▶ **Problem to solve**:
Looking at the records below, count how many lines contain the string "digita". Give that number alone.

▶ **Available records**:
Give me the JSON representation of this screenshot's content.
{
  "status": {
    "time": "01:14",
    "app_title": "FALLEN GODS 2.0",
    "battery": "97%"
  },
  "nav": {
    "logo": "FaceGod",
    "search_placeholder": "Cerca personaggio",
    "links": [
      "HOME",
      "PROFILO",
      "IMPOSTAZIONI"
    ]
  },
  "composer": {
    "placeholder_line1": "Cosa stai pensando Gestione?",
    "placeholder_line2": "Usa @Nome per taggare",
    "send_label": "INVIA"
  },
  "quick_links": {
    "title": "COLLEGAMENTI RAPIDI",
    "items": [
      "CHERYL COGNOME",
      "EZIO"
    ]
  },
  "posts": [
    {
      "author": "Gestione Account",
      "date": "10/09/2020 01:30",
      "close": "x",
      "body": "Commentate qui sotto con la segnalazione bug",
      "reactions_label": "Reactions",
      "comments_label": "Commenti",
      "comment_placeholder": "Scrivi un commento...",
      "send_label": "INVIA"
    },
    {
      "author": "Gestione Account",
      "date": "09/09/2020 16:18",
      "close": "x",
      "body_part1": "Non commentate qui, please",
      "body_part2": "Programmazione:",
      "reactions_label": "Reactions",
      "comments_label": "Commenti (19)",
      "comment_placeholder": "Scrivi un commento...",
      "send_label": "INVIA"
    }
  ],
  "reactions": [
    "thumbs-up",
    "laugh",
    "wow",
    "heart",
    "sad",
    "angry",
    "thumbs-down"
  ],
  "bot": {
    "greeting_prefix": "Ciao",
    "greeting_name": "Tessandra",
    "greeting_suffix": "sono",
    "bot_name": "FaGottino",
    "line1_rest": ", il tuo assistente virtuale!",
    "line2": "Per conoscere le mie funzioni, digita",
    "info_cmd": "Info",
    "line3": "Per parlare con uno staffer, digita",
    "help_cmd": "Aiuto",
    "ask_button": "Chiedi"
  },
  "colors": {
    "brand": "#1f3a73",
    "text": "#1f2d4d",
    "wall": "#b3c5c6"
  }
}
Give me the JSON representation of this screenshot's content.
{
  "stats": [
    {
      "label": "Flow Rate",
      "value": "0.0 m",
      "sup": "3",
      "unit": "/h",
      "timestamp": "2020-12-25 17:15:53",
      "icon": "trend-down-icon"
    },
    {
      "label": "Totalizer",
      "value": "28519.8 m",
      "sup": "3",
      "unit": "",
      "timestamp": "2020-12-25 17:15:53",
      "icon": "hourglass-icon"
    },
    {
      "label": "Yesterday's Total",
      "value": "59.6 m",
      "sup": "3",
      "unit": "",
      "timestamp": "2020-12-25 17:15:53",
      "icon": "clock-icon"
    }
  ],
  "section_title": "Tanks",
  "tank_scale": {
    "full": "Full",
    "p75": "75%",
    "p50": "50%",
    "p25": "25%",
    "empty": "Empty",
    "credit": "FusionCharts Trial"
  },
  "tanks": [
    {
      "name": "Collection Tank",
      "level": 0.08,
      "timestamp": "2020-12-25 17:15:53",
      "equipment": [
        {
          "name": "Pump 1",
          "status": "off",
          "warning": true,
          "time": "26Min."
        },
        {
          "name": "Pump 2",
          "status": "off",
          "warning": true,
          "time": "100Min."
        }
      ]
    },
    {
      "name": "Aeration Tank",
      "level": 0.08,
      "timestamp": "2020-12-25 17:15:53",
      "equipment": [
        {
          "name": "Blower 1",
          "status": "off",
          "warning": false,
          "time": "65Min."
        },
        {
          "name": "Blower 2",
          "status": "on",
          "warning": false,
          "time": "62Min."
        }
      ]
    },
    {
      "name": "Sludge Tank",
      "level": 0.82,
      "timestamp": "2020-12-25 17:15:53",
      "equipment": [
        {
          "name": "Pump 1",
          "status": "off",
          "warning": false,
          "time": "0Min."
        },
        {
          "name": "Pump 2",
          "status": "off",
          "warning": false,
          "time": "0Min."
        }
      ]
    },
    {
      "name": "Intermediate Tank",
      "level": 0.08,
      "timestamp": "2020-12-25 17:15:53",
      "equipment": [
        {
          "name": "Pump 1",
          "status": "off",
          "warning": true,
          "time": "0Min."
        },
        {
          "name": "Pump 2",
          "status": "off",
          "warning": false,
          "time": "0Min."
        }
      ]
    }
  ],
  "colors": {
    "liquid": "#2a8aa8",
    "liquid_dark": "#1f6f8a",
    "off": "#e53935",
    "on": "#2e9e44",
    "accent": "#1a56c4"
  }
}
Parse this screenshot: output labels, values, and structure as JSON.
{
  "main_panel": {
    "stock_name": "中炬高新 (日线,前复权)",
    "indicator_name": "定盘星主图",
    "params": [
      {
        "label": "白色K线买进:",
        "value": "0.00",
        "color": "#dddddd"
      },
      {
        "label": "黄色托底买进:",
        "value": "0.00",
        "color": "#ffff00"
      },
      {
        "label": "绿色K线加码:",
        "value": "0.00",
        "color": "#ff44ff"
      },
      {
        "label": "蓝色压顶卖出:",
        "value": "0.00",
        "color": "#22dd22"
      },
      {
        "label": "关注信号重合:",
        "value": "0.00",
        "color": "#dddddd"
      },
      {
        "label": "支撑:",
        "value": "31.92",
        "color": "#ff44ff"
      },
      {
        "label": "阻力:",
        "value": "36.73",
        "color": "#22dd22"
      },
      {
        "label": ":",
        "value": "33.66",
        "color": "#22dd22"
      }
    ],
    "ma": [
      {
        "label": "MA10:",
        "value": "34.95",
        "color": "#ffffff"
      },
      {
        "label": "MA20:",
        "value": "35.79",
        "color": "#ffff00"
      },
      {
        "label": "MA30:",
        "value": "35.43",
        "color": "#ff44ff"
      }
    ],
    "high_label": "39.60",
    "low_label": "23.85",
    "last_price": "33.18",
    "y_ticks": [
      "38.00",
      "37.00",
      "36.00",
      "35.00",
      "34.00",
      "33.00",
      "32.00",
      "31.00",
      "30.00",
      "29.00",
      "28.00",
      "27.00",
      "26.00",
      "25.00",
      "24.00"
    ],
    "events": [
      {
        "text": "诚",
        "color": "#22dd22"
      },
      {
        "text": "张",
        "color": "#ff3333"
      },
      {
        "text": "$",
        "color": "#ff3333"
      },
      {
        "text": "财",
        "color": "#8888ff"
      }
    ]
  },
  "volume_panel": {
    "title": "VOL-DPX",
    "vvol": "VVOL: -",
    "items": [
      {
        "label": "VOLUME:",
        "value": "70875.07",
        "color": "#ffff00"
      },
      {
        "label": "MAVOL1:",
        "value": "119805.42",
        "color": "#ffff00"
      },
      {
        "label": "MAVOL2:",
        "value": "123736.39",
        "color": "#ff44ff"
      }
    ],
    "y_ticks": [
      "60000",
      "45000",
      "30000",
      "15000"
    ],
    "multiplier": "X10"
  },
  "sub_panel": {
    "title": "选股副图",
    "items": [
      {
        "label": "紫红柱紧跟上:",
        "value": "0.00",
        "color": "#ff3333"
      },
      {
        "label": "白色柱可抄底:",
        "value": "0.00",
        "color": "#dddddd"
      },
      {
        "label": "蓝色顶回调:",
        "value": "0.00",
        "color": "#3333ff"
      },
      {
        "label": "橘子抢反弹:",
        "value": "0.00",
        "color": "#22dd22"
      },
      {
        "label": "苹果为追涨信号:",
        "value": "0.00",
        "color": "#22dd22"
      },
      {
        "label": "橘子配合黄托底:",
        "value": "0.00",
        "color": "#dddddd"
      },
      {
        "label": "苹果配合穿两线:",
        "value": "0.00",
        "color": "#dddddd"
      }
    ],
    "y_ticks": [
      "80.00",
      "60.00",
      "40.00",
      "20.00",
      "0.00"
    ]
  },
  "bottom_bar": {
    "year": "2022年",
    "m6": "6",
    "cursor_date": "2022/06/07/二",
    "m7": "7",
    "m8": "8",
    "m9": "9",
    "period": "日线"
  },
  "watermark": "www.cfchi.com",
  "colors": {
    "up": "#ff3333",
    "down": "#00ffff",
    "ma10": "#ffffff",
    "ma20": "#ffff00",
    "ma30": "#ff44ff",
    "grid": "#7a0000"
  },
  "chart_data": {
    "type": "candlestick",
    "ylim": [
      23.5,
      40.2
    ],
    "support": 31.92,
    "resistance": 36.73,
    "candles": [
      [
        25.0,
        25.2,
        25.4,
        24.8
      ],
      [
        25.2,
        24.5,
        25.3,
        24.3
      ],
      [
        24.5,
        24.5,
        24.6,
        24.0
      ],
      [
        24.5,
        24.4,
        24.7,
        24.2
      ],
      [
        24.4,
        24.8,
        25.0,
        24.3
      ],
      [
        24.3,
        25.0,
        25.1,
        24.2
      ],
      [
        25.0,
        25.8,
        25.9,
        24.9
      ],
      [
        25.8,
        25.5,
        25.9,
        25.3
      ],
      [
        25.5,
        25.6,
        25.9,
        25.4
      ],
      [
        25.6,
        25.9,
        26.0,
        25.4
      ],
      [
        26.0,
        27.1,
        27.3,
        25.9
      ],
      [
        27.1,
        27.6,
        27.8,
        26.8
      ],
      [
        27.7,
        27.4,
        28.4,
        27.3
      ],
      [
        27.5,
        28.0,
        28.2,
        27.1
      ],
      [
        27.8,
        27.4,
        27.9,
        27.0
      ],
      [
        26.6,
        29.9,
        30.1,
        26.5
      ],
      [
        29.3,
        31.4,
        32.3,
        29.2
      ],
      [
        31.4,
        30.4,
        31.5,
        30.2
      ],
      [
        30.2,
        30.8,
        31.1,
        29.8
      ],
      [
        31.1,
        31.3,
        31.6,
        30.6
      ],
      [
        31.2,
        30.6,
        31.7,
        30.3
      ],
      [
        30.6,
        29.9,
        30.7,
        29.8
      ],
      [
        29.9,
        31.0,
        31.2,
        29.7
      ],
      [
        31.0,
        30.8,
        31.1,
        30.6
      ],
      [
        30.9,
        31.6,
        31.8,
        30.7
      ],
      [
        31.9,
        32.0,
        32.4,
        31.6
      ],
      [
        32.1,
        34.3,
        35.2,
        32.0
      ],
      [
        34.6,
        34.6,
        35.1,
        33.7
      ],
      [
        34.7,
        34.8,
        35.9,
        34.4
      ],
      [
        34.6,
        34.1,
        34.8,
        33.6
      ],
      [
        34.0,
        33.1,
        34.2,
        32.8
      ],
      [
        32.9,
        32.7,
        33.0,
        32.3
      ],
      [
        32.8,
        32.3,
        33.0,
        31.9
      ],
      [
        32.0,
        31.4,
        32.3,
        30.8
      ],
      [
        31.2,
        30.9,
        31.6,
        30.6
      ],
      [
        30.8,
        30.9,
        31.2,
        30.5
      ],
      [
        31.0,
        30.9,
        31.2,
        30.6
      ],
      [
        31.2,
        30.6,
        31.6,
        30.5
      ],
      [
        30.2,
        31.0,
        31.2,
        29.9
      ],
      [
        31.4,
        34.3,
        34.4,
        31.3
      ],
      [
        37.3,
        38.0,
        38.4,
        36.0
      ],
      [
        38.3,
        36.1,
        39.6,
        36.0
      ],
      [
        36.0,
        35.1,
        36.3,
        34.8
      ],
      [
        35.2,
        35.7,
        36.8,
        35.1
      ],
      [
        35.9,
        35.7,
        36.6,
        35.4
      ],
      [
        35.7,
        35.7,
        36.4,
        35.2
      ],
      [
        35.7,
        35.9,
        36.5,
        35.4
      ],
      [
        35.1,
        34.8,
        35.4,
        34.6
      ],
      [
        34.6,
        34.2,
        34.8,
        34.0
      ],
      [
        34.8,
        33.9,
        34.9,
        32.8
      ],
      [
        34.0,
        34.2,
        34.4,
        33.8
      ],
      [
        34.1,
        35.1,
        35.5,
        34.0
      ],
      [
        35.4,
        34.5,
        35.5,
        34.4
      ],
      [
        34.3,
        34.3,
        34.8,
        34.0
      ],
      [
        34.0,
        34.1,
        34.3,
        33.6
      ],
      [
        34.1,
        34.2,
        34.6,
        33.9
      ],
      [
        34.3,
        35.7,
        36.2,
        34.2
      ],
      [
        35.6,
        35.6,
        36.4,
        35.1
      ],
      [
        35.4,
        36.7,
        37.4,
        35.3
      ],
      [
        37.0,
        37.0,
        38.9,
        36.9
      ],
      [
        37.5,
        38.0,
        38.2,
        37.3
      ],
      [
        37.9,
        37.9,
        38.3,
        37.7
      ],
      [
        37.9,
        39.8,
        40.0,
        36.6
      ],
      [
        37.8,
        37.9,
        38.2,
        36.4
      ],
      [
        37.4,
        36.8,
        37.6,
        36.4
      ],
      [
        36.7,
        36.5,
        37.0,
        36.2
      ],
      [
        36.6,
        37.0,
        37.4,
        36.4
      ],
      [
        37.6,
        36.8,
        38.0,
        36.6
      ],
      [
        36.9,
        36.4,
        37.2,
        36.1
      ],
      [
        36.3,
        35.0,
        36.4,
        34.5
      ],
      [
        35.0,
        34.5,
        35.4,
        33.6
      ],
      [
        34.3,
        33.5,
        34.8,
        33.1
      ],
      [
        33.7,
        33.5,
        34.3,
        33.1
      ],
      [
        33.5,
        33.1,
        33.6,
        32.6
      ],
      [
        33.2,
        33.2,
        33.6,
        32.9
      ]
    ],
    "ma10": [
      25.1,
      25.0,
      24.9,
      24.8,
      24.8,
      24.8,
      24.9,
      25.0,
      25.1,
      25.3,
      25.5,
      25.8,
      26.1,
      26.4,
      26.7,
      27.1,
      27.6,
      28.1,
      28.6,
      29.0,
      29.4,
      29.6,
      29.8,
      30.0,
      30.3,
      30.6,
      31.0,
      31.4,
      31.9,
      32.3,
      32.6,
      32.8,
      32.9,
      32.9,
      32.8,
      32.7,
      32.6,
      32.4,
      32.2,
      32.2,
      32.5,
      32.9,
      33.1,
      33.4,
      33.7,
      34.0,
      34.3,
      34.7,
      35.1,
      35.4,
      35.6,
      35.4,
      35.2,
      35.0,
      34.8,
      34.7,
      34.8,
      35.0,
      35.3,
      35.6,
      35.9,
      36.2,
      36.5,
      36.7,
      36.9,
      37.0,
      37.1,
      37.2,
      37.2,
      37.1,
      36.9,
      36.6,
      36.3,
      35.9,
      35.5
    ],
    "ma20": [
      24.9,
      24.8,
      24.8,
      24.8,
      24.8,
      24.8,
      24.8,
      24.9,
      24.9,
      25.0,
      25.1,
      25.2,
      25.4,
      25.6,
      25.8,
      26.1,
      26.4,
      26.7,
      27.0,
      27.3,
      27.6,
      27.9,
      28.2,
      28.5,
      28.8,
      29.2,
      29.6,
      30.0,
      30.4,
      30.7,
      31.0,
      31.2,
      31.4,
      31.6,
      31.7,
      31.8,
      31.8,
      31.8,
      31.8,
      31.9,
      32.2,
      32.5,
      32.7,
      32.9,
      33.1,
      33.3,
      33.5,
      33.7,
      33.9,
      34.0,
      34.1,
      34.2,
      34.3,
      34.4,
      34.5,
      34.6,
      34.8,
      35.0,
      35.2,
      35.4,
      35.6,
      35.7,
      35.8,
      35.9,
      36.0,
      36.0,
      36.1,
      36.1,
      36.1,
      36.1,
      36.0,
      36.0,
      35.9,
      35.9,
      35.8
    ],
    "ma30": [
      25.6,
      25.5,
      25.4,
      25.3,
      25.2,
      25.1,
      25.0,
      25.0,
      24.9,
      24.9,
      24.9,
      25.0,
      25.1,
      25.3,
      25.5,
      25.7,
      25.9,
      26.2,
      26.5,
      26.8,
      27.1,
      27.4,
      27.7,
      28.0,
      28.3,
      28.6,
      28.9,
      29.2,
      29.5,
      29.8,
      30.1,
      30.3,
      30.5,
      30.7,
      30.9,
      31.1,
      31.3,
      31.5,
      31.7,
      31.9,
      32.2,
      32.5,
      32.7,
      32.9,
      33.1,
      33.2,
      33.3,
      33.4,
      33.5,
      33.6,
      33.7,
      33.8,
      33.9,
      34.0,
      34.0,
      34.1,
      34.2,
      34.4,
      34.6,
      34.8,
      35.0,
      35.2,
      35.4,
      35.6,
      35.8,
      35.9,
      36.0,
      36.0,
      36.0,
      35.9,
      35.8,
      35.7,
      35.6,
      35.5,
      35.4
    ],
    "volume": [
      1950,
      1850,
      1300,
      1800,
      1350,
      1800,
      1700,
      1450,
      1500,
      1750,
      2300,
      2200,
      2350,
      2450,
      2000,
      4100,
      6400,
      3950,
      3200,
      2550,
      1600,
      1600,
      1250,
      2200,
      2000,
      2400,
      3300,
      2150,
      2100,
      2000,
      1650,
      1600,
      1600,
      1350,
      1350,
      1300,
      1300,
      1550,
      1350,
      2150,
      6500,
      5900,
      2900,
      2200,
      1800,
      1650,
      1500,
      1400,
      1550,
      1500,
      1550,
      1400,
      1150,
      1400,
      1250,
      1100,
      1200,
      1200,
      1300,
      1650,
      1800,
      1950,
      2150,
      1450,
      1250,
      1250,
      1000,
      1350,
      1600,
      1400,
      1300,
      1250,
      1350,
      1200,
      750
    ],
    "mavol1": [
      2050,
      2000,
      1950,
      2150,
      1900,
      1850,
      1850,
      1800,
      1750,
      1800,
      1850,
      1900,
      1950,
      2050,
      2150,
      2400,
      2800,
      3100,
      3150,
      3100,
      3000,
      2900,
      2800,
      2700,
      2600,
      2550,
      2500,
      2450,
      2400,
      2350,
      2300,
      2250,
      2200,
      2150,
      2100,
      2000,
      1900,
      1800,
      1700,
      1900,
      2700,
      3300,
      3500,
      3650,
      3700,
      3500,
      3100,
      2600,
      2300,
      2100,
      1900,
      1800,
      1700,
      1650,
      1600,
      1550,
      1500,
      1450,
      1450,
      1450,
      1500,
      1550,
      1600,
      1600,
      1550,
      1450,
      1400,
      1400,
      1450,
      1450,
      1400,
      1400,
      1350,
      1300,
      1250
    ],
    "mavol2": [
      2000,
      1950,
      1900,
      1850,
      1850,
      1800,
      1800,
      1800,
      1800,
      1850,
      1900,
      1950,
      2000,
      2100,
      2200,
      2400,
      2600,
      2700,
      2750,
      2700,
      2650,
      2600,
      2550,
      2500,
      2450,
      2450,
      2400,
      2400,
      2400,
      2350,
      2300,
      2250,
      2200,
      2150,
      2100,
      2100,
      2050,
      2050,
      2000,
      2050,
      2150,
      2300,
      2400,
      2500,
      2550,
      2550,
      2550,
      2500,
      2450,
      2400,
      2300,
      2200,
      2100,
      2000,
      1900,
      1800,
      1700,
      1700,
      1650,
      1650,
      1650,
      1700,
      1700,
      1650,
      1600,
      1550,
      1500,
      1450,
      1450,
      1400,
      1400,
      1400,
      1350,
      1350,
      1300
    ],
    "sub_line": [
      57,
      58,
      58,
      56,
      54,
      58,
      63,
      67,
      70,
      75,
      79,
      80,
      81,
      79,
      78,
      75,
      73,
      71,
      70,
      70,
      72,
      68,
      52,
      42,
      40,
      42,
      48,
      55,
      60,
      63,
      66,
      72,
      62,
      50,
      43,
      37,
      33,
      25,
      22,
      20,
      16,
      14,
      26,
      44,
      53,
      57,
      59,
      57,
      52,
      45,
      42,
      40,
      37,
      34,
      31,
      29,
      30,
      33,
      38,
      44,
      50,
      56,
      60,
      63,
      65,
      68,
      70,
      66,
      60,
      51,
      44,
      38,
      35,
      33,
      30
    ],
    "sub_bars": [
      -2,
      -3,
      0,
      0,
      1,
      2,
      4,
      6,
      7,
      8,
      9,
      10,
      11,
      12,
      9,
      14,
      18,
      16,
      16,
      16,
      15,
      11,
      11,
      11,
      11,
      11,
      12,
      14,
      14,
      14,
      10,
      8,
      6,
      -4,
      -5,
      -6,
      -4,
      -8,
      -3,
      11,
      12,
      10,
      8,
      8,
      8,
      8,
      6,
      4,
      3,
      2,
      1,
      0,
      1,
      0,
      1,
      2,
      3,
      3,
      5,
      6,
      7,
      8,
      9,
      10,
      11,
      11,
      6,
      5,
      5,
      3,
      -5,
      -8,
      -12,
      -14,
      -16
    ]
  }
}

▶ **Result of the exercise**:
2